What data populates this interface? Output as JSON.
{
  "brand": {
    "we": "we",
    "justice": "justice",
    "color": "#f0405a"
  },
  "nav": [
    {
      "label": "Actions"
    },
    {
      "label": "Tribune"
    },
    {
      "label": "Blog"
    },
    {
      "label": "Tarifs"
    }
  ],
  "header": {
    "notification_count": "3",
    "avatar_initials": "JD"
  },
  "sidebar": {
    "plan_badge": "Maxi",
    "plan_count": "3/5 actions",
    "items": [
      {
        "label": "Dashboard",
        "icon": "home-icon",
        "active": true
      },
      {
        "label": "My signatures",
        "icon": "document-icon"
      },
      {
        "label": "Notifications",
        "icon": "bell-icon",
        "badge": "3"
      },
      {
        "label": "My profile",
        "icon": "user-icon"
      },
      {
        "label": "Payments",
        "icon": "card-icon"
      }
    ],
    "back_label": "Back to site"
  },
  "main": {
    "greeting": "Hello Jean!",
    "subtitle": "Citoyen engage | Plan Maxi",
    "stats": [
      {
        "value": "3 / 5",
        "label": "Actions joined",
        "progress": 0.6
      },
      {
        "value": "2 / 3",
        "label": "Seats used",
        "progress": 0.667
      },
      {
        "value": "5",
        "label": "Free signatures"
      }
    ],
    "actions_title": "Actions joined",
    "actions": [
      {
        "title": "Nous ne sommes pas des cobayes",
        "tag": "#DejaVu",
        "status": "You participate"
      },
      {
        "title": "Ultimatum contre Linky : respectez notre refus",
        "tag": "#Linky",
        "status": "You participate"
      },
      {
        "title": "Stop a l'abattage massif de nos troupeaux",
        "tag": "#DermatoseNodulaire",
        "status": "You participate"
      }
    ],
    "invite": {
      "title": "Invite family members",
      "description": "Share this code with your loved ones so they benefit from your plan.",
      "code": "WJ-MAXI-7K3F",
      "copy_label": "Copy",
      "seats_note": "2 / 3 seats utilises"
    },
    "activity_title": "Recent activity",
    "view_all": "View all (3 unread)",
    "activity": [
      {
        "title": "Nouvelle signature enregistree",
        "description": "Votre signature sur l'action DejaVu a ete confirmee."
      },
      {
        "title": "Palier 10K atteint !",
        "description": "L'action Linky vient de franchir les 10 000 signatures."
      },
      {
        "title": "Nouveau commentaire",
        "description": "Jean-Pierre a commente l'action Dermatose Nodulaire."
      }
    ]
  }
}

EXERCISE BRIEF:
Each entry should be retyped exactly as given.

WRITTEN ANSWER:
What data populates this interface? Output as JSON.
{
  "brand": {
    "we": "we",
    "justice": "justice",
    "color": "#f0405a"
  },
  "nav": [
    {
      "label": "Actions"
    },
    {
      "label": "Tribune"
    },
    {
      "label": "Blog"
    },
    {
      "label": "Tarifs"
    }
  ],
  "header": {
    "notification_count": "3",
    "avatar_initials": "JD"
  },
  "sidebar": {
    "plan_badge": "Maxi",
    "plan_count": "3/5 actions",
    "items": [
      {
        "label": "Dashboard",
        "icon": "home-icon",
        "active": true
      },
      {
        "label": "My signatures",
        "icon": "document-icon"
      },
      {
        "label": "Notifications",
        "icon": "bell-icon",
        "badge": "3"
      },
      {
        "label": "My profile",
        "icon": "user-icon"
      },
      {
        "label": "Payments",
        "icon": "card-icon"
      }
    ],
    "back_label": "Back to site"
  },
  "main": {
    "greeting": "Hello Jean!",
    "subtitle": "Citoyen engage | Plan Maxi",
    "stats": [
      {
        "value": "3 / 5",
        "label": "Actions joined",
        "progress": 0.6
      },
      {
        "value": "2 / 3",
        "label": "Seats used",
        "progress": 0.667
      },
      {
        "value": "5",
        "label": "Free signatures"
      }
    ],
    "actions_title": "Actions joined",
    "actions": [
      {
        "title": "Nous ne sommes pas des cobayes",
        "tag": "#DejaVu",
        "status": "You participate"
      },
      {
        "title": "Ultimatum contre Linky : respectez notre refus",
        "tag": "#Linky",
        "status": "You participate"
      },
      {
        "title": "Stop a l'abattage massif de nos troupeaux",
        "tag": "#DermatoseNodulaire",
        "status": "You participate"
      }
    ],
    "invite": {
      "title": "Invite family members",
      "description": "Share this code with your loved ones so they benefit from your plan.",
      "code": "WJ-MAXI-7K3F",
      "copy_label": "Copy",
      "seats_note": "2 / 3 seats utilises"
    },
    "activity_title": "Recent activity",
    "view_all": "View all (3 unread)",
    "activity": [
      {
        "title": "Nouvelle signature enregistree",
        "description": "Votre signature sur l'action DejaVu a ete confirmee."
      },
      {
        "title": "Palier 10K atteint !",
        "description": "L'action Linky vient de franchir les 10 000 signatures."
      },
      {
        "title": "Nouveau commentaire",
        "description": "Jean-Pierre a commente l'action Dermatose Nodulaire."
      }
    ]
  }
}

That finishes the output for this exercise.